The Blood Smear
All about a blood smear
As part of a minimum data basis we collect a small drop of blood from the pets ear. This is done by using a needle to prick the tip of the ear, a drop will be collected on a microscopic side and another slide will be used to spread the drop.
The aim of spreading the drop is to get a single layer of cells to be able to evaluate the size, shape, colour and amount of cells.
This slide will be stained with Romanowsky- stain and then placed under the microscope. This is where the investigation begins.
What do we look at?
There are 3 big groups of cells:
- Red blood cells
- White blood cells
Each group of cells has a different function and help the veterinarian to make a diagnosis.
The red blood cells will be looked at first. The red blood cell is the cell that carries oxygen to the body. The size, shape, colour, inclusions and number can tell us if the pet is anemic (low blood count), it can tell is if the body is responding and making new red cells (regenerative) or not responding (non-regenerative). This can aid the veterenarian in making a list of possible causes that can be as easy as iron deficiency to something as complex as an autoimmune disease. Some morphological changes can even tell us if a pet has been intoxicated!

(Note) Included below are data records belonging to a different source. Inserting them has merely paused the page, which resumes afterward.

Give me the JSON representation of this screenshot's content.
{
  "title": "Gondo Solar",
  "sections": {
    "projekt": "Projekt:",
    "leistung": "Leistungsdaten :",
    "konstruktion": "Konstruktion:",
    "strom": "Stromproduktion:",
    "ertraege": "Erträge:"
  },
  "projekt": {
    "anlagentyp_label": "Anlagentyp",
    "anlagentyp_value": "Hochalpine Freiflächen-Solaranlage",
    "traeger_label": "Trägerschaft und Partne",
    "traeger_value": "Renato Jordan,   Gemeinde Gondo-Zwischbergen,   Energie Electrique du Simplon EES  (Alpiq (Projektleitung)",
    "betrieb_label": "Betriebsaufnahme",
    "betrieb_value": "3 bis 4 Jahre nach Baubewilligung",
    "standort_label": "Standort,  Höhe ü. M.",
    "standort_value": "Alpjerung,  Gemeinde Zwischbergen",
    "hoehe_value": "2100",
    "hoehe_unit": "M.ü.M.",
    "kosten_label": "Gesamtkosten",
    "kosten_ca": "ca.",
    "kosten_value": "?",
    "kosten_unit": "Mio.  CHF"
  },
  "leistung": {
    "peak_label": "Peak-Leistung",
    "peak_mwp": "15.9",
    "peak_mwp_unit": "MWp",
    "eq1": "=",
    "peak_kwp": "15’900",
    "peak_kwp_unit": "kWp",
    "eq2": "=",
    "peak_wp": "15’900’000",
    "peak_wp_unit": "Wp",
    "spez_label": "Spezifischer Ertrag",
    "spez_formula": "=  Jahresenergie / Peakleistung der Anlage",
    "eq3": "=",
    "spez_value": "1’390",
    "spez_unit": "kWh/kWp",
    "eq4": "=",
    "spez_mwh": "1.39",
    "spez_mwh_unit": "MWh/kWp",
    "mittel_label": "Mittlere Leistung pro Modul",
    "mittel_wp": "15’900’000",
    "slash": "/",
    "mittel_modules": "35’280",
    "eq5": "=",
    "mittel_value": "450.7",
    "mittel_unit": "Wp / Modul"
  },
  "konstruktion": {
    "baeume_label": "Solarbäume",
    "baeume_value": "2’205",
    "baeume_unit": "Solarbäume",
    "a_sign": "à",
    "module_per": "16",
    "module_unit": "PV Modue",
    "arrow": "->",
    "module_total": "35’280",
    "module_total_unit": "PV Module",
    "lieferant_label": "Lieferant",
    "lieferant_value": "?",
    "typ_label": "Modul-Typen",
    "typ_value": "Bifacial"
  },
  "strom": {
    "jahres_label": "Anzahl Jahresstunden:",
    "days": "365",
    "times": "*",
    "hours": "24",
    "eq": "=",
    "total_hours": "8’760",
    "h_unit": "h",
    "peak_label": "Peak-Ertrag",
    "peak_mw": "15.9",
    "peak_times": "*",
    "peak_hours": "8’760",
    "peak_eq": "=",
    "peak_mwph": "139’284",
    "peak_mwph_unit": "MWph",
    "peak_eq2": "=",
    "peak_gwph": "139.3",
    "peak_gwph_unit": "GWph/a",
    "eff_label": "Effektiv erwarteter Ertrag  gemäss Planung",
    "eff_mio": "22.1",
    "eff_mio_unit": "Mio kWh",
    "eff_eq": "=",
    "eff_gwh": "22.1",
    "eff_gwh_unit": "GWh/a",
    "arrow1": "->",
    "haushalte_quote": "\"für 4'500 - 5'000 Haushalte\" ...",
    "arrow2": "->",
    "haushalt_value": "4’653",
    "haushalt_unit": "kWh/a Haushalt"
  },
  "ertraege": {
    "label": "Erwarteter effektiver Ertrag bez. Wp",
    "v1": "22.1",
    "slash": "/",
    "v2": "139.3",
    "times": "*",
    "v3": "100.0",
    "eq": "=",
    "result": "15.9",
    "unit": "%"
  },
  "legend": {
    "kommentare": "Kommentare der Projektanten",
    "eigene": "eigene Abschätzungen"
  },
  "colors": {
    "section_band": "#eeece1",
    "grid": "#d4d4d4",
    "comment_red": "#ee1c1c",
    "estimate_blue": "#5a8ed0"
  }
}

The next group is the white blood cells. This group has many members and each has its own function, but the basics of this group is to protect the body against infection. If we have an increase in these cells it can mean an infection is brewing or inflammation is present in the body and the body is fighting, but if we have to few numbers it means the body is losing the fight against some infection and this can be life threatening.
Then we have the platelet. The smallest cell of the 3 groups. This little cell is the reason we don’t bleed to death. It forms clots. Some parasitic infections and autoimmune diseases causes a decrease in the platelet numbers. While endocrine diseases can cause in increase.
While looking at a blood smear we don’t always just look at cells, we look for parasites too. Babesia is a tick-born parasite that lives in the red blood cell, Ehrlichia is another tick born parasite and can be found in white blood cells.
The blood smear is a valuable tool in the investigation of any ill patient. While we can estimate numbers, to quantify cell numbers we collect a tube of blood from the animals vein and put it through a machine that counts the actual numbers.